Curfew. Quarantine. Lockdown. The reality of the COVID-19 experience has been tiresome, even frustrating, for most Canadians. Nevertheless, for the majority of us, staying home has been the safest option.
But for some Canadians, home is not always a safe place to be – witness reports of increased domestic violence during lockdowns. LGBTQ youth can also experience home – and family -as dangerous. New research from the Stigma and Resilience Among Vulnerable Youth Centre (SARAVYC) found that although a third of trans and non-binary youth reported feeling unsafe at school, 25 per cent of them also reported feeling unsafe at home.
Furthermore, mental health issues may be just as important to consider in addition to physical health and safety. Lockdowns and social isolation – being cut off from social support networks – aren’t always the safest options for some Canadian youth during the COVID-19 pandemic.
In a study published in the Journal of Child and Family Studies, the authors found that parents of lesbian, gay and bisexual teens were reported as being less supportive of their children than they were 20 years ago. The same study shows that concurrently, perceived parental support has increased for heterosexual teens.
The authors of the paper contrast this with a general mellowing of mainstream attitudes toward formerly divisive issues such as gay marriage over the same time period.
“This increasing societal acceptance really doesn’t filter down to youth who are still in school, who are still being discriminated against or victimized by their classmates,” says the report’s co-author Hilary Rose, an associate professor in the Department of Applied Human Sciences at Concordia. “And it doesn’t trickle down to parent-child relations. Frankly, we were surprised by that.”
Ryan J. Watson at the University of Connecticut is the report’s lead author. Other co-authors include Marion Doull and Elizabeth Saewyc from the University of British Columbia and Jones Adjei at Red Deer College.
Data for decades
The researchers looked at the unusually large data set gathered from the quinquennial British Columbia Adolescent Health Survey, administered in 1998, 2003, 2008 and 2013. These four waves of responses gave them data from nearly 100,000 BC adolescents. The McCreary Centre Society, a non-governmental, non-profit youth health organization, conducts the anonymous survey of BC high school students every five years.
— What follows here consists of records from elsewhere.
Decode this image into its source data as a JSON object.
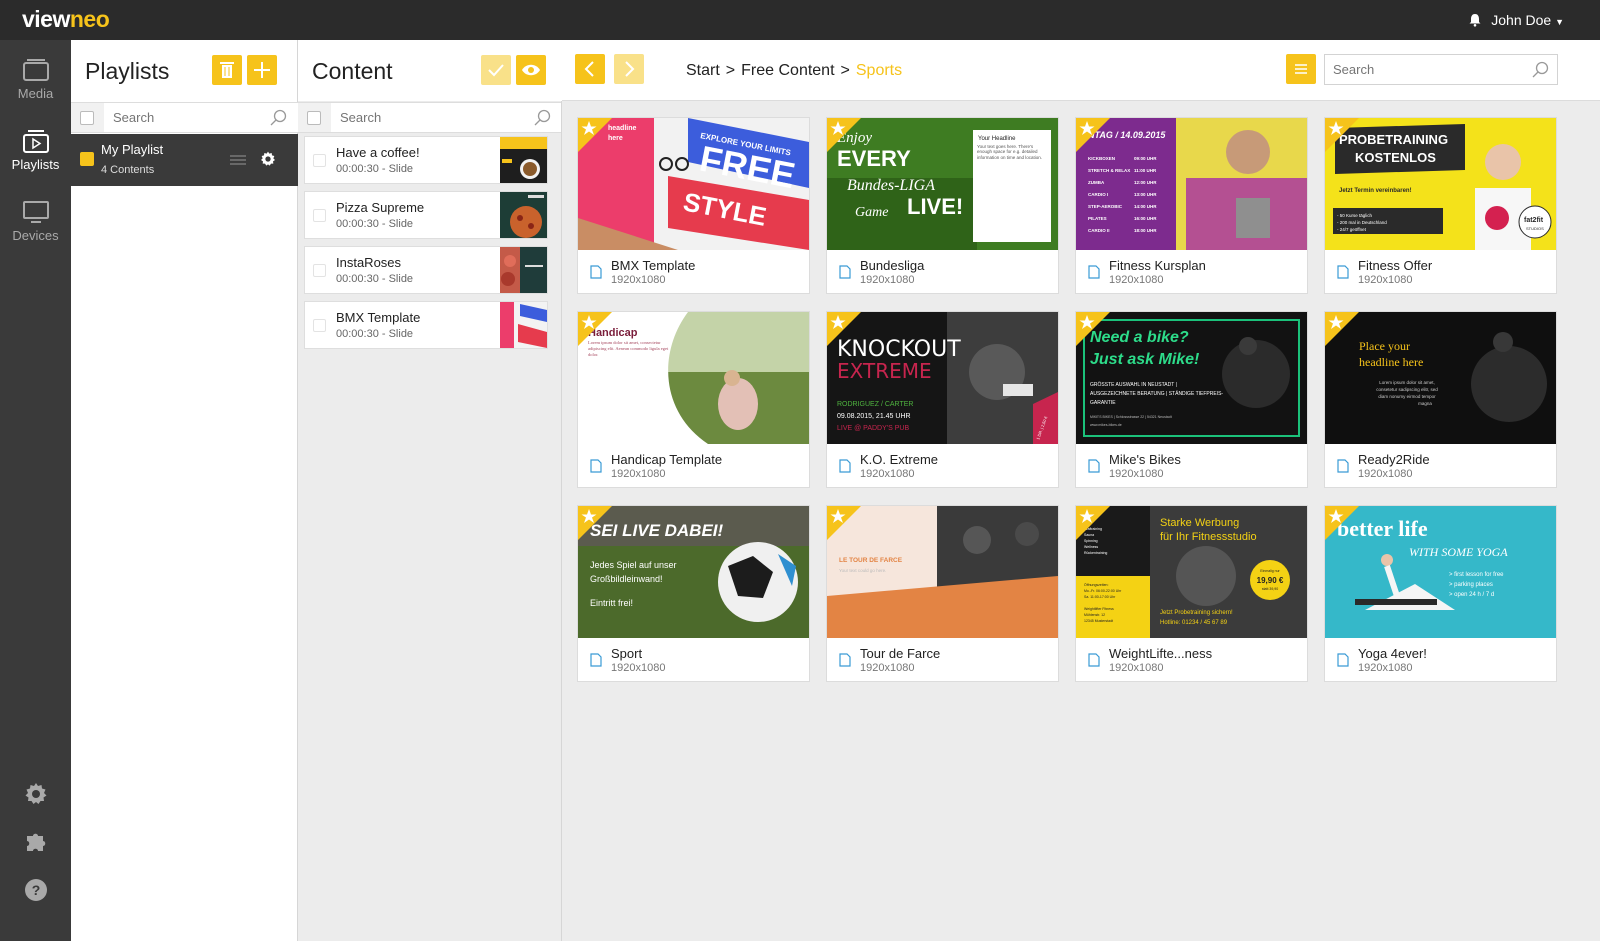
{
  "app": {
    "logo_part1": "view",
    "logo_part2": "neo",
    "user_name": "John Doe",
    "accent": "#f6c31b"
  },
  "rail": {
    "items": [
      {
        "label": "Media",
        "icon": "media-icon"
      },
      {
        "label": "Playlists",
        "icon": "playlist-icon"
      },
      {
        "label": "Devices",
        "icon": "monitor-icon"
      }
    ],
    "bottom_icons": [
      "gear-icon",
      "puzzle-icon",
      "help-icon"
    ]
  },
  "playlists": {
    "title": "Playlists",
    "search_placeholder": "Search",
    "items": [
      {
        "name": "My Playlist",
        "count": "4 Contents"
      }
    ]
  },
  "content": {
    "title": "Content",
    "search_placeholder": "Search",
    "items": [
      {
        "title": "Have a coffee!",
        "sub": "00:00:30 - Slide"
      },
      {
        "title": "Pizza Supreme",
        "sub": "00:00:30 - Slide"
      },
      {
        "title": "InstaRoses",
        "sub": "00:00:30 - Slide"
      },
      {
        "title": "BMX Template",
        "sub": "00:00:30 - Slide"
      }
    ]
  },
  "main": {
    "breadcrumb": {
      "start": "Start",
      "sep1": ">",
      "mid": "Free Content",
      "sep2": ">",
      "current": "Sports"
    },
    "search_placeholder": "Search",
    "cards": [
      {
        "name": "BMX Template",
        "res": "1920x1080"
      },
      {
        "name": "Bundesliga",
        "res": "1920x1080"
      },
      {
        "name": "Fitness Kursplan",
        "res": "1920x1080"
      },
      {
        "name": "Fitness Offer",
        "res": "1920x1080"
      },
      {
        "name": "Handicap Template",
        "res": "1920x1080"
      },
      {
        "name": "K.O. Extreme",
        "res": "1920x1080"
      },
      {
        "name": "Mike's Bikes",
        "res": "1920x1080"
      },
      {
        "name": "Ready2Ride",
        "res": "1920x1080"
      },
      {
        "name": "Sport",
        "res": "1920x1080"
      },
      {
        "name": "Tour de Farce",
        "res": "1920x1080"
      },
      {
        "name": "WeightLifte...ness",
        "res": "1920x1080"
      },
      {
        "name": "Yoga 4ever!",
        "res": "1920x1080"
      }
    ],
    "thumbs": {
      "bmx": [
        "headline",
        "here",
        "EXPLORE YOUR LIMITS",
        "FREE",
        "STYLE"
      ],
      "bundesliga": [
        "Enjoy",
        "EVERY",
        "Bundes-LIGA",
        "Game",
        "LIVE!",
        "Your Headline",
        "Your text goes here. There's enough space for e.g. detailed information on time and location."
      ],
      "kursplan": [
        "NTAG / 14.09.2015",
        "KICKBOXEN",
        "STRETCH & RELAX",
        "ZUMBA",
        "CARDIO I",
        "STEP-AEROBIC",
        "PILATES",
        "CARDIO II",
        "09:00 UHR",
        "11:00 UHR",
        "12:00 UHR",
        "13:00 UHR",
        "14:00 UHR",
        "16:00 UHR",
        "18:00 UHR"
      ],
      "offer": [
        "PROBETRAINING",
        "KOSTENLOS",
        "Jetzt Termin vereinbaren!",
        "- 50 Kurse täglich",
        "- 200 mal in Deutschland",
        "- 24/7 geöffnet",
        "fat2fit",
        "STUDIOS"
      ],
      "handicap": [
        "Handicap",
        "Lorem ipsum dolor sit amet, consectetur adipiscing elit. Aenean commodo ligula eget dolor."
      ],
      "knockout": [
        "KNOCKOUT",
        "EXTREME",
        "RODRIGUEZ / CARTER",
        "09.08.2015, 21.45 UHR",
        "LIVE @ PADDY'S PUB",
        "1 DR. | 2,50 €"
      ],
      "mikes": [
        "Need a bike?",
        "Just ask Mike!",
        "GRÖSSTE AUSWAHL IN NEUSTADT |",
        "AUSGEZEICHNETE BERATUNG | STÄNDIGE TIEFPREIS-",
        "GARANTIE",
        "MIKE'S BIKES | Schlossstrasse 22 | 54321 Neustadt",
        "www.mikes-bikes.de"
      ],
      "ready": [
        "Place your",
        "headline here",
        "Lorem ipsum dolor sit amet,",
        "consetetur sadipscing elitr, sed",
        "diam nonumy eirmod tempor",
        "magna"
      ],
      "sport": [
        "SEI LIVE DABEI!",
        "Jedes Spiel auf unser",
        "Großbildleinwand!",
        "Eintritt frei!"
      ],
      "tour": [
        "LE TOUR DE FARCE",
        "Your text could go here."
      ],
      "weight": [
        "Starke Werbung",
        "für Ihr Fitnessstudio",
        "Kraftraining",
        "Sauna",
        "Spinning",
        "Wellness",
        "Rückentraining",
        "Öffnungszeiten:",
        "Mo.-Fr. 06:00-22:00 Uhr",
        "Sa. 11:00-17:00 Uhr",
        "Weightlifter Fitness",
        "Mühlenstr. 12",
        "12345 Musterstadt",
        "Jetzt Probetraining sichern!",
        "Hotline: 01234 / 45 67 89",
        "Einmalig nur",
        "19,90 €",
        "statt 39,90"
      ],
      "yoga": [
        "better life",
        "WITH SOME YOGA",
        "> first lesson for free",
        "> parking places",
        "> open 24 h / 7 d"
      ]
    }
  }
}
The survey asks respondents personal questions on dozens of topics relating to health, including some about their sexual orientation. Rose says the study benefits from anonymized answers that reflect teens in their ordinary settings.
“Most studies looking at sexual minority youth, which is an umbrella term I use, rely on very small data sets,” she says. “Often the data comes from teens who are in crisis. But here we can use a population-based sample – we get large numbers of gay, lesbian and bisexual youth when they are not in crisis, which is most of the time.”
Society and family dynamics do not always match
The authors write that “heterosexual boys and girls reported more family connectedness and mother/father support across all four survey years in general, and there were many instances where bisexual, gay and lesbian youth reported lower levels of family connectedness and mother/father support.”
The study notes declines in perceived support from both parents of sexual minority teens, though the drop was sharper among fathers.
Rose speculates there are several dynamics at play behind these findings:
First, she says that as societal norms around sexual minorities have eased, more young people are finding it easier to come out at younger ages, sometimes even before they have reached puberty.
Another may be a backlash against the changing of those same societal norms. As gay marriage became a frequent topic of political conversation, Rose wonders if it led to less tolerance toward sexual minorities in the home.
Parents as shields
Sexual minority youth are already associated with higher levels of bullying, suicidal thoughts, depression and likelihood of dropping out of school or leaving home early.
“Parental support is a huge protective factor for sexual minority youth,” she says. “It helps them deal with victimization at school, for instance. But if they cannot even count on parental support, you have to wonder, what are these kids going to do?”